Author and preacher Barbara Brown Taylor considers her usual response to the parable of the Sower scattering seed on different types of ground. Click here to read the Gospel passage (Matthew 18–23).
I started worrying about what kind of ground I was on with God. I started worrying about how many birds were in my field, how many rocks, how many thorns. I started worrying about how I could clean them all up, how I could turn myself into a well-tilled, well-weeded, well-fertilized field for the sowing of God’s word. I started worrying about how the odds were three to one against me—those are the odds in the parable, after all—and I began thinking about how I could beat the odds . . . by cleaning up my act.
That is my usual response to this parable. I hear it as a challenge to be different, as a call to improve my life, so that if the same parable were ever told about me it would have a happier ending, with all of the seed falling on rich, fertile soil.
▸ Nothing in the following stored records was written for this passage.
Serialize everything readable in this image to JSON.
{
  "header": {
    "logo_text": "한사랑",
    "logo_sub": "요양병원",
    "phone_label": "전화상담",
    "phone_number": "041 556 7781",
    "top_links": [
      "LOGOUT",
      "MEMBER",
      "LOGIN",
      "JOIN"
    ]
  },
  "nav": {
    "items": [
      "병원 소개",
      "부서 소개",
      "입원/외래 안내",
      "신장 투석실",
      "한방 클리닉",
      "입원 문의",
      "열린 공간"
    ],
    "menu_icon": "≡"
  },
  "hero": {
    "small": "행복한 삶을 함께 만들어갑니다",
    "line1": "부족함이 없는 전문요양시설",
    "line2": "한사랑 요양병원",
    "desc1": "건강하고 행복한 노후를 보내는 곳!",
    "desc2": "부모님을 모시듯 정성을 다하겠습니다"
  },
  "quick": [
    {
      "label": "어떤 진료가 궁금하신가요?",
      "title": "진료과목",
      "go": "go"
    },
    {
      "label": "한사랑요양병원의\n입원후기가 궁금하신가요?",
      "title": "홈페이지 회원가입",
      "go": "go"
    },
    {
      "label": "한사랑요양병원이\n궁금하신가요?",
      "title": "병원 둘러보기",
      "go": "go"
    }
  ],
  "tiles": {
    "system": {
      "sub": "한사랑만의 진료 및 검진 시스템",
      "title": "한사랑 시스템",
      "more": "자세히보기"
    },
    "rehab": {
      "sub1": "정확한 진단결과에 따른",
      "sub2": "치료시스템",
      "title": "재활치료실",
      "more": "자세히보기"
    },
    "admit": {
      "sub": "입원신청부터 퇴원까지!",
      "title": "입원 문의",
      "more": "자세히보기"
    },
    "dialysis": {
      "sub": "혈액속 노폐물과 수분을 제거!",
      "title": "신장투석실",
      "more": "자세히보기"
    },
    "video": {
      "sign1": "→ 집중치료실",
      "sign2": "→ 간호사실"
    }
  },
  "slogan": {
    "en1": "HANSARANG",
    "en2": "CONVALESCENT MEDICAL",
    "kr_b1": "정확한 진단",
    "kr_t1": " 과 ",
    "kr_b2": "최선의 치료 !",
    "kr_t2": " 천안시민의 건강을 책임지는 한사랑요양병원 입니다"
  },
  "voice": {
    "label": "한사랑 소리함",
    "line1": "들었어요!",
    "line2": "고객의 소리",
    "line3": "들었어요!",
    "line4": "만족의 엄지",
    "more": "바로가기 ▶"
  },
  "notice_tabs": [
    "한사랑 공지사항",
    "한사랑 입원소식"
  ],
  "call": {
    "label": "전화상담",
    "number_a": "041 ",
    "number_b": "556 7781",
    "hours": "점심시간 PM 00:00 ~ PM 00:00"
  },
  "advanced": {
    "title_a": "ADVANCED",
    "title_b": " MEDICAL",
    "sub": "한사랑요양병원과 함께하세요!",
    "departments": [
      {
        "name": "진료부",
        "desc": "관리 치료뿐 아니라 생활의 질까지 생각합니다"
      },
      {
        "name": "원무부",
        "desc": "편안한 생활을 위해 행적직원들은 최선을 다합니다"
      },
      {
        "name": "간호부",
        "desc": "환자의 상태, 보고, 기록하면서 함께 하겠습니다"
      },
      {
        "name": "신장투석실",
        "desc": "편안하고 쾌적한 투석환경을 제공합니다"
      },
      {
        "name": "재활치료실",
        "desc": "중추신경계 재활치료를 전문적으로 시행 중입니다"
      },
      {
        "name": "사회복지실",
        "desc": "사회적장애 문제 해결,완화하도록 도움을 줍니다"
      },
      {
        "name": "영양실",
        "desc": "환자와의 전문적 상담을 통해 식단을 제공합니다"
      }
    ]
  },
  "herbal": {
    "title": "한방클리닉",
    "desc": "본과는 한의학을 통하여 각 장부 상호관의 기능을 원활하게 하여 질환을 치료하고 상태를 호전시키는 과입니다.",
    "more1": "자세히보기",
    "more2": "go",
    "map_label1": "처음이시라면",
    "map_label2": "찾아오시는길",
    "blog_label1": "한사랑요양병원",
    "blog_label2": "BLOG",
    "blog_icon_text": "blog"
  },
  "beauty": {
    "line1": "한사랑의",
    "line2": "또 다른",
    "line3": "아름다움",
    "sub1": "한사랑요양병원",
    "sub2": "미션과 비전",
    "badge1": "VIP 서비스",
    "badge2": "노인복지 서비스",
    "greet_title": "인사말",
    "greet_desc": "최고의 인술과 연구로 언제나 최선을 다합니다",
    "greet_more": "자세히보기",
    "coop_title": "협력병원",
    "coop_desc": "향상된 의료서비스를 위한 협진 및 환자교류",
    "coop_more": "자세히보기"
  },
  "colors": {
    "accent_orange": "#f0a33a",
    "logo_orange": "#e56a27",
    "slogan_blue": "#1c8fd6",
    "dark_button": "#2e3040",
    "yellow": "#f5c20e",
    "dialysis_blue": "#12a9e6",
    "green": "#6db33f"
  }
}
But there is something wrong with that reading of the parable, because if that is what it is about, then it should be called the parable of the different kinds of ground.
Taylor asks whether our familiar interpretation may miss the more dramatic message of God’s radical grace:
Instead, it has been known for centuries as the parable of the Sower, which means there is a chance, just a chance, that we have got it all backwards. We hear the story and think it is a story about us, but what if we are wrong? What if it is not about us at all but about the sower? What if it is not about our own successes and failures and birds and rocks and thorns but about the extravagance of a sower who does not seem to be fazed by such concerns, who flings seed everywhere, wastes it with holy abandon, who feeds the birds, whistles at the rocks, picks his way through the thorns, shouts hallelujah at the good soil and just keeps on sowing, confident that there is enough seed to go around, that there is plenty, and that when the harvest comes at last it will fill every barn in the neighborhood to the rafters?
If this is really the parable of the Sower and not the parable of the different kinds of ground, then it begins to sound quite new. The focus is not on us and our shortfalls but on the generosity of our maker, the prolific sower who does not obsess about the condition of the fields, who is not stingy with the seed but who casts it everywhere, on good soil and bad, who is not cautious or judgmental or even very practical, but who seems willing to keep reaching into his seed bag for all eternity, covering the whole creation with the fertile seed of his truth.
Barbara Brown Taylor, The Seeds of Heaven: Sermons on the Gospel of Matthew (Louisville, KY: Westminster John Knox Press, 2004), 25–26.
Explore Further. . .
- Read Cynthia Bourgeault on Jesus’ radical generosity and abundance.
- Learn more about this year’s theme Nothing Stands Alone.
- Meet the team behind the Daily Meditations.
Image credit: Carrie Grace Littauer, Untitled 12 (detail), 2022, photograph, Colorado, used with permission. Claudia Retter, Bexley Park (detail), used with permission. Claudia Retter, Oak and Moss (detail), photograph, used with permission. Jenna Keiper & Leslye Colvin, 2022, triptych art, United States. Click here to enlarge image.
This week’s images by Carrie Grace Littauer and Claudia Retter appear in a form inspired by early Christian/Catholic triptych art: a threefold form that tells a unified story.
Image inspiration: Parables require us to take a second look. These images make us pause and wonder, “what is that, really?” Perhaps it’s my own shadow, responding from the subconscious with knee-jerk reactions and judgments.
Story from Our Community:
I am finding a lot of lived Truth in the Daily meditations. I am a 91-year-old man, and I’ve learned that it’s important to listen to your body. Listening to your body and to God are quite similar and require quieting the mind. Once you learn it is possible, listening is simple and easy. —Reed H.
Prayer for our community:
God, Lord of all creation, lover of life and of everything, please help us to love in our very small way what You love infinitely and everywhere. We thank You that we can offer just this one prayer and that will be more than enough, because in reality every thing and every one is connected, and nothing stands alone. To pray for one part is really to pray for the whole, and so we do. Help us each day to stand for love, for healing, for the good, for the diverse unity of the Body of Christ and all creation, because we know this is what You desire: as Jesus prayed, that all may be one. We offer our prayer together with all the holy names of God, we offer our prayer together with Christ, our Lord, Amen.